Piatigorsky Foundation violinist Linda Rosenthal and pianist Maxim Pakhomov will perform at the
Center in Bigfork as part of the
Foundation’s program to bring world class music to smaller communities
Linda is based in Juneau Alaska and has performed everywhere in that state from
remote fishing villages above the Arctic Circle to logging camps in Southeast
Alaska, plus throughout the rest of North America, Europe and Asia. Maxim is
from the Far East region of Russia
with a touring background that includes England,
Scotland, Austria, and Estonia. The date is Thursday April
27, time 7PM, prices $10 adults, students free.
It would be hard to find a wider mix of experiences between these artists, but their music, mostly classical, brings this diversity together in the “essence of music…the melody.” The program will be selections from composers spanning a time frame from the 1700’s to modern day. Combine the wide experiences with the range of musical selections and you will have a very interesting concert.
Violinist Linda Rosenthal is both a soloist with orchestra and chamber musician. She is the Founder and Artistic Director of both the Juneau Jazz and Classics, an annual music festival that brings world-renowned jazz and classical artists to perform and teach in
Juneau each May, and the
Lake Placid Chamber Music Seminar in .

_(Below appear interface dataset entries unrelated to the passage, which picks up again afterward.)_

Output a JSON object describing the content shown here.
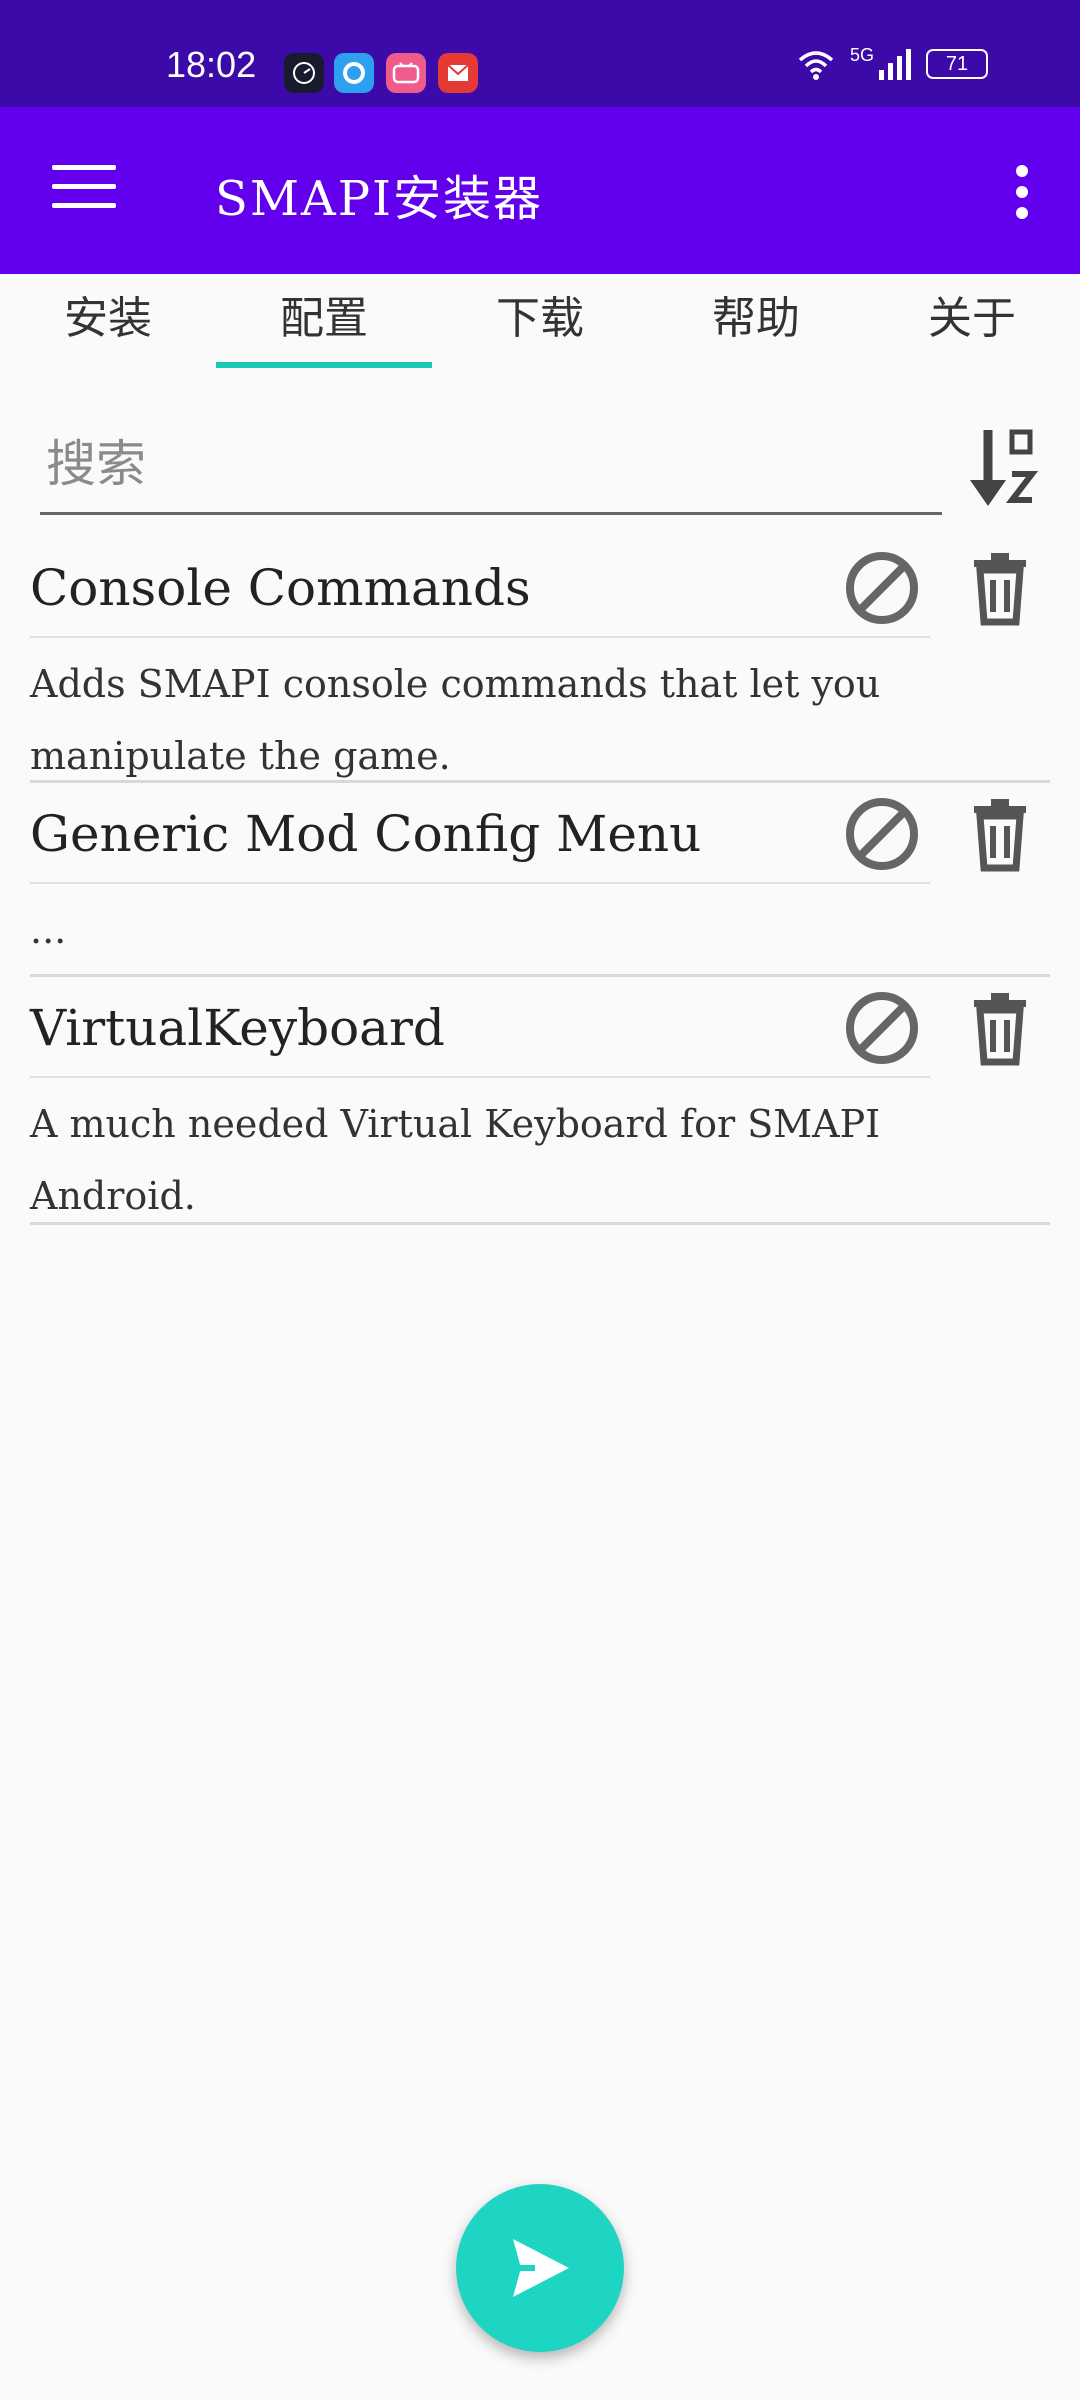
{
  "status_bar": {
    "time": "18:02",
    "notification_icons": [
      "clock-app-icon",
      "browser-app-icon",
      "bilibili-app-icon",
      "mail-app-icon"
    ],
    "network": "5G",
    "battery": "71"
  },
  "app_bar": {
    "title": "SMAPI安装器",
    "menu_icon": "hamburger-menu-icon",
    "overflow_icon": "more-vert-icon"
  },
  "tabs": [
    {
      "label": "安装",
      "active": false
    },
    {
      "label": "配置",
      "active": true
    },
    {
      "label": "下载",
      "active": false
    },
    {
      "label": "帮助",
      "active": false
    },
    {
      "label": "关于",
      "active": false
    }
  ],
  "search": {
    "placeholder": "搜索",
    "value": "",
    "sort_icon": "sort-alpha-icon"
  },
  "mods": [
    {
      "name": "Console Commands",
      "description": "Adds SMAPI console commands that let you manipulate the game."
    },
    {
      "name": "Generic Mod Config Menu",
      "description": "..."
    },
    {
      "name": "VirtualKeyboard",
      "description": "A much needed Virtual Keyboard for SMAPI Android."
    }
  ],
  "fab": {
    "icon": "send-icon"
  },
  "colors": {
    "status_bar": "#3b0aa8",
    "app_bar": "#6200ee",
    "accent": "#19c9b4",
    "fab": "#1ed5c3"
  }
}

Linda also tours Strings and Stories, a show for young audiences that
she created and premiered at the Lake
Placid, New York in 1995.
Since its debut, Ms. Rosenthal and Kennedy
Angeles actor Bill Blush have toured Strings and Stories annually under the auspices of The Piatigorsky Foundation.
Their show has reached thousands of children in schools, museums,
libraries and community centers throughout the United States.
Over the past decade, Ms. Rosenthal has commissioned and premiered more than a dozen works, including pieces for solo violin, electric violin, violin and piano, and violin and narrator. Her most recent commission was Glacier Blue, a Concerto for Solo Violin and Jazz Big Band. Ms. Rosenthal plays on a violin made in
by J. B. Guadagnini. Turin,
Pianist Maxim Pakhomov’s American credits include performances in Merkin Hall and Zankel Hall, where he premiered his own arrangement of Stravinsky’s Petrushka for piano duo. Currently, he maintains an active schedule as a chamber musician and a chamber music coach. He has performed with The Westchester Chorale and is the principal pianist of the Bronx Opera Company. As a faculty member of Chamber Music Institute in
, he performed with Japanese star –
violinist Ryu Goto, who is a brother of world famous violinist Midori.
His solo performances include piano concertos by Rachmaninoff, Tschaikovsky, Saint-Saëns, Brahms and Beethoven with the Orchestra of The Bronx; Beethoven’s Concerto No.4 with the Orchestra of the Barge Music Festival; the Triple concerto with the Bronx Symphony; Brahms’ Piano Concerto No. 2 with the Staten Island Philharmonia, Bach’s D Minor Concerto with The Bach Festival Small Orchestra of the Lautreamont Concert Series and The Beethoven Choral Fantasy with One World Symphony. Mr. Pakhomov is a three-time winner of the Bronx Council on The Arts’ BRIO Award (Bronx Recognizes Its Own). He is also an organist in the Congregational Church in
– playing organ and
learning organ repertoire have been his passions for the last five years. Darien
The program will include selections from the following works and composers.
Sonata in G Major, Op. 30 No. 3 Ludwig van Beethoven (1770-1827)
Tempo di Menuetto
Rumanian Folk Dances Bela Bartok (1881-1945)
Elegy and Habanera George Perlman (1897-2000)
Sonata No. 1 for Piano Solo Rebecca Oswald (born 1958)
Ballad No. 1 for Solo Piano Sharon Farber
Zigeunerweisen Pablo de Sarasate (1844-1908)
Meditation from “Thais” Jules Massenet (1842-1912)
Fantasy on Fiddler on the Roof Jerry Bock (1928-2010)
arr. Manuel Compinsky (1901-89)
The non-profit Piatigorsky Foundation's mission is to make live classical music part of the fabric of everyday life for communities throughout the
with concert tours bringing top-quality musicians to audiences who often would
not have the opportunity to hear them. The Foundation was established in 1990
by cellist Evan Drachman, grandson of the great Russian cellist
Gregor Piatigorsky (1903-1976), The Foundation carries on his legacy
in the belief that, as Piatigorsky said, "Music makes life
better. Music is neither a luxury nor a frill. It is a necessity! It is rich.
It is imaginative. And it is for everyone." United States
In addition to the Piatigorsky Foundation, this program is made possible with the help of the following: